Joel was not born with a heartbeat so we had them clamp and cut the cord so that I could hold him. I asked Kim to steady my hand because I was shaking and weeping so hard. I kept saying "I'm so sorry baby, I'm so sorry." over and over again.
The doctor came in and started trying to grab the placenta. He couldn't reach in (though he tried despite my protests and obvious discomfort). He ran out and Kim told me to push with everything I had so that I wouldn't have to have the really scary drugs that he was running to get. I pushed just a little and it came out intact. Kim did a fundal massage then to help the uterus clamp down but I really don't remember much of what happened after. I was looking at the baby.
He was absolutely perfect on the outside. He had these perfect little hands and feet. This tiny little chin and even ears. He had the sortof bug eyes of a 15 week fetus but he looked as perfect as he could. His skin was very thin and so this made him look very red. We had thought about letting the Pudding come see him but ruled that out because of this. After he had been out for a little while, I could feel him getting colder so I put him on my chest to keep him as warm as I could. I knew it wouldn't do any good for him, that he wasn't really in there anymore but some primal maternal instinct told me I had to keep my baby warm so that's what I did. We wrapped him in a blanket that had been made for him, it was too fuzzy and left little bits of wool on him but I really wanted to keep him warm so I didn't mind the fuzz.
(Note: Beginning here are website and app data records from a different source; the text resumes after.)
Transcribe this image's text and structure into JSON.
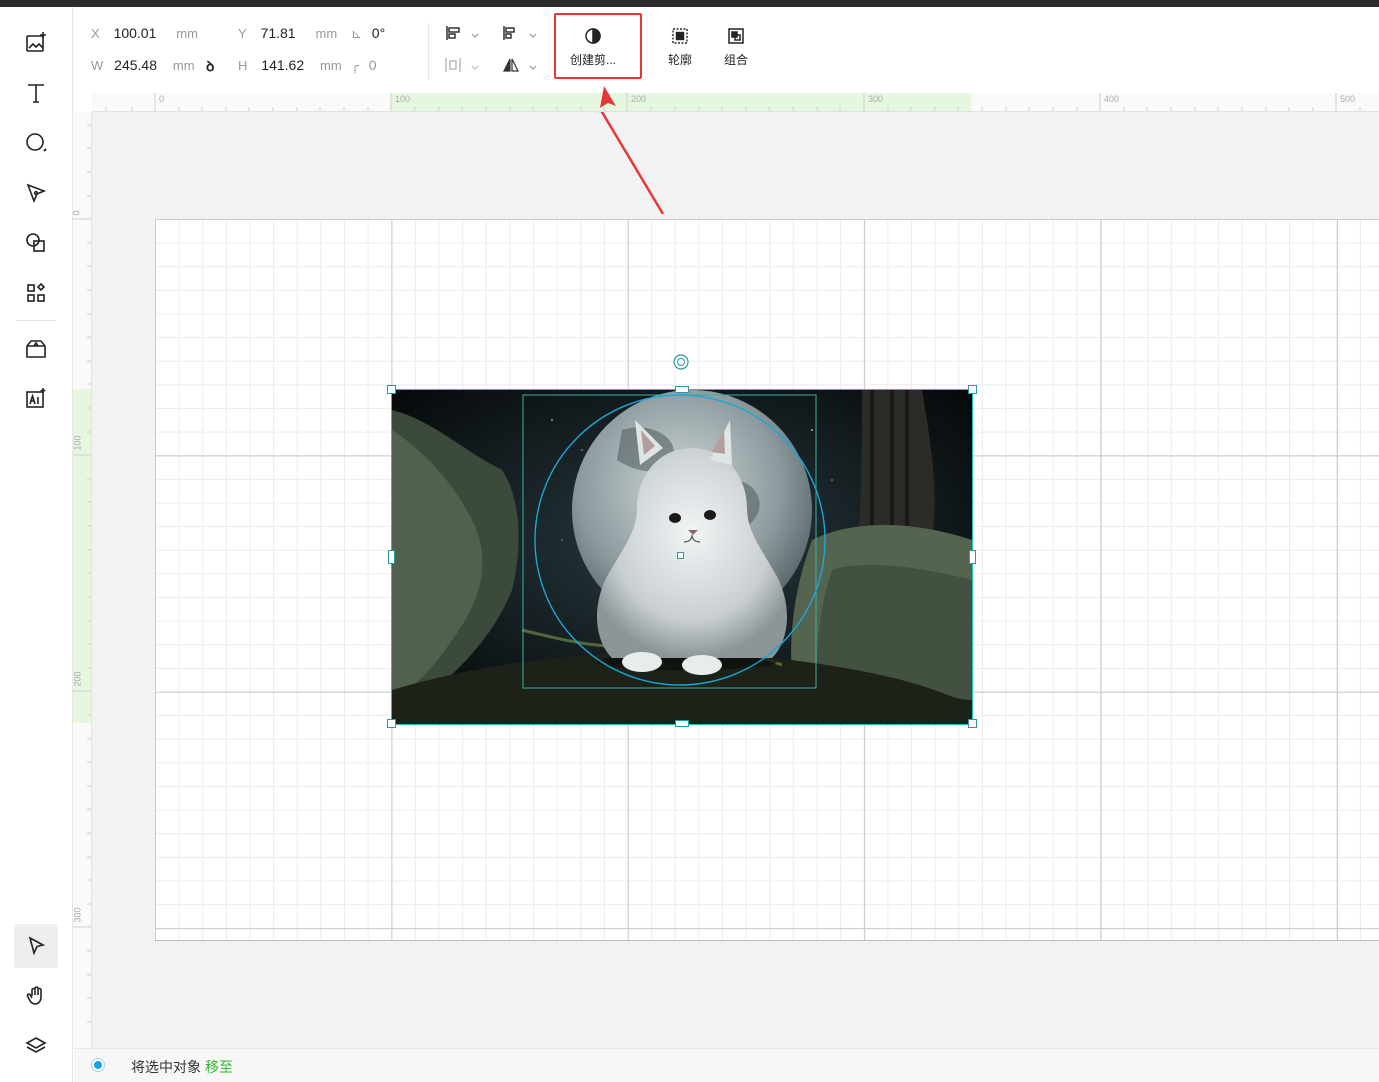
{
  "toolbar": {
    "x_label": "X",
    "x_value": "100.01",
    "x_unit": "mm",
    "y_label": "Y",
    "y_value": "71.81",
    "y_unit": "mm",
    "w_label": "W",
    "w_value": "245.48",
    "w_unit": "mm",
    "h_label": "H",
    "h_value": "141.62",
    "h_unit": "mm",
    "rotation_value": "0°",
    "corner_value": "0",
    "clip_label": "创建剪...",
    "outline_label": "轮廓",
    "group_label": "组合"
  },
  "ruler": {
    "h_labels": [
      "0",
      "100",
      "200",
      "300",
      "400",
      "500"
    ],
    "v_labels": [
      "0",
      "100",
      "200",
      "300"
    ]
  },
  "left_tools": [
    "add-image",
    "text",
    "ellipse",
    "pen",
    "shapes",
    "components",
    "material",
    "ai-image",
    "select",
    "hand",
    "layers"
  ],
  "status": {
    "text": "将选中对象",
    "link": "移至"
  },
  "colors": {
    "accent": "#22c1c3",
    "highlight": "#e53935",
    "ruler_selection": "#e6f7e0",
    "link": "#2eb82e",
    "status_dot": "#1aa3e8"
  }
}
We had him with us for about 3 hours. A friend who is part of the Now I lay me down to sleep group came and took some pictures for us. The photo at the beginning of this post is her work. A kind nurse took him to print his feet and weigh him. She did some clay impressions of his feet as well. She handled him so gently and kept him covered while she had him out. I was so grateful for that. I thought he was beautiful but I knew others wouldn't see him that way so I was glad she kept him away from the eyes of others.
The longer he was out the more we could see changes in him. He began to wrinkle and whither a little. His skin dried out and he sortof seemed to sink a little. Despite my best efforts, I couldn't keep him warm anymore so we knew it was time to say goodbye. We held him and kissed him and told him we loved him very much. I told him I would miss him. Then we handed him over to the nurse who took him away.
We had him cremated and have him at home now. We had a small funeral for him yesterday. In the days in between his death and his funeral we actually felt a lot better. We felt like the weight of decision had been lifted and we were out from under the burden of this huge aweful thing that had come to us for the first time in nearly a month. Today is a little harder, we have to get back to normal now, I have to start cooking again, Dilbert has to go back to work on Monday, we have to discipline our children and be parents again. I'm sure things will get better soon, we feel like we now have the permission to look to the future again. We're making plans to not make plans. We're going to take a trip, we're going to move on past the darkness.